> _Records provided_
################
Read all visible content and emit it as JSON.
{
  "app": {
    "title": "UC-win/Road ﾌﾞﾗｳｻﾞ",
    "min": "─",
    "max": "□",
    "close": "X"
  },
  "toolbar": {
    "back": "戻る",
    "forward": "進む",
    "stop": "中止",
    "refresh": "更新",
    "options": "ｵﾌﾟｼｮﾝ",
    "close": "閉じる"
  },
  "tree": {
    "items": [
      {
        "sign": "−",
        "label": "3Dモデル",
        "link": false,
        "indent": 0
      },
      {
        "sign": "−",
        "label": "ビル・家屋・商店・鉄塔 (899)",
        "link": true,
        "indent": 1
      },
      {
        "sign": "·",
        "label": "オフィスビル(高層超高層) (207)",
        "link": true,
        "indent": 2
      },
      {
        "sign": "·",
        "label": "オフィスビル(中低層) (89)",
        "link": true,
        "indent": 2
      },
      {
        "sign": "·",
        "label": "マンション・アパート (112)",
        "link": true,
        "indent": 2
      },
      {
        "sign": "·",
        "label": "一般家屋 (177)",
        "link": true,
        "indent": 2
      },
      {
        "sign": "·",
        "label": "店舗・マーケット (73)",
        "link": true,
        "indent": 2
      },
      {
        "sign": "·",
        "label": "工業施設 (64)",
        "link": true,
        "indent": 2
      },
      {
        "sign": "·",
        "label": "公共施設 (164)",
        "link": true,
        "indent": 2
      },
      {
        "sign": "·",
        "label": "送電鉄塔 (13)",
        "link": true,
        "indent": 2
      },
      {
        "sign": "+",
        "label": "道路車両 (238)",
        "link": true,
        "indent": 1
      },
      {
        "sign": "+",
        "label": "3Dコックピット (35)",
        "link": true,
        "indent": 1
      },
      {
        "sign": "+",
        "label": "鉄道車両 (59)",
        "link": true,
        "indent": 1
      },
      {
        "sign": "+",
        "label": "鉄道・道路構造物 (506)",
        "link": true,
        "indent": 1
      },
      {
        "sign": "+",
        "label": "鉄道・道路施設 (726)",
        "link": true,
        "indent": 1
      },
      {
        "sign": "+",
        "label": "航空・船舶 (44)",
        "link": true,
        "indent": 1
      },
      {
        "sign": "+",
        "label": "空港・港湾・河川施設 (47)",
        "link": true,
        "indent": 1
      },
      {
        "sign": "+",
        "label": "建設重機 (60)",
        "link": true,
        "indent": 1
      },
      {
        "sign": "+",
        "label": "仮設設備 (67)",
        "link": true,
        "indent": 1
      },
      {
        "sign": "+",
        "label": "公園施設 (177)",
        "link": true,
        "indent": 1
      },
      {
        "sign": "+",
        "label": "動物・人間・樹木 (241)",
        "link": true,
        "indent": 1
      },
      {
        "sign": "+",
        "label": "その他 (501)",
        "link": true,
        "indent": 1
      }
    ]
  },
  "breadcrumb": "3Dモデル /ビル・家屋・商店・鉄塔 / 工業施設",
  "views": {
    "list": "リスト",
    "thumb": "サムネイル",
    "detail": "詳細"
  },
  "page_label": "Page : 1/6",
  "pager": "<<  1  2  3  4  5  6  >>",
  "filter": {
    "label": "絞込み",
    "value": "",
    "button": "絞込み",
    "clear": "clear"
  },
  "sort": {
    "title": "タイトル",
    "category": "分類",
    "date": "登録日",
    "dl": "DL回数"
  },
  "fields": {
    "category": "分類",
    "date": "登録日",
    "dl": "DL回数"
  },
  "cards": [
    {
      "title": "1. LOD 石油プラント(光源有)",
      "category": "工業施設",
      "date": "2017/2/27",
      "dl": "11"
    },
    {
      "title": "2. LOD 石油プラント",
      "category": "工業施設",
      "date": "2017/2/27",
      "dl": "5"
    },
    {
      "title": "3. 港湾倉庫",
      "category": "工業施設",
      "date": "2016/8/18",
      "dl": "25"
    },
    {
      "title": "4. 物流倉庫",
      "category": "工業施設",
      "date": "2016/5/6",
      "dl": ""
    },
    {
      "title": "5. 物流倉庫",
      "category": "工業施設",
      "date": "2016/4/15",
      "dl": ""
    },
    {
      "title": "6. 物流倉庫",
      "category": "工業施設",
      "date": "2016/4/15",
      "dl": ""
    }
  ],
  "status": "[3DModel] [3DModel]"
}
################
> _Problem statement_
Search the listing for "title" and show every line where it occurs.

> _Your response_
    "title": "UC-win/Road ﾌﾞﾗｳｻﾞ",
    "title": "タイトル",
      "title": "1. LOD 石油プラント(光源有)",
      "title": "2. LOD 石油プラント",
      "title": "3. 港湾倉庫",
      "title": "4. 物流倉庫",
      "title": "5. 物流倉庫",
      "title": "6. 物流倉庫",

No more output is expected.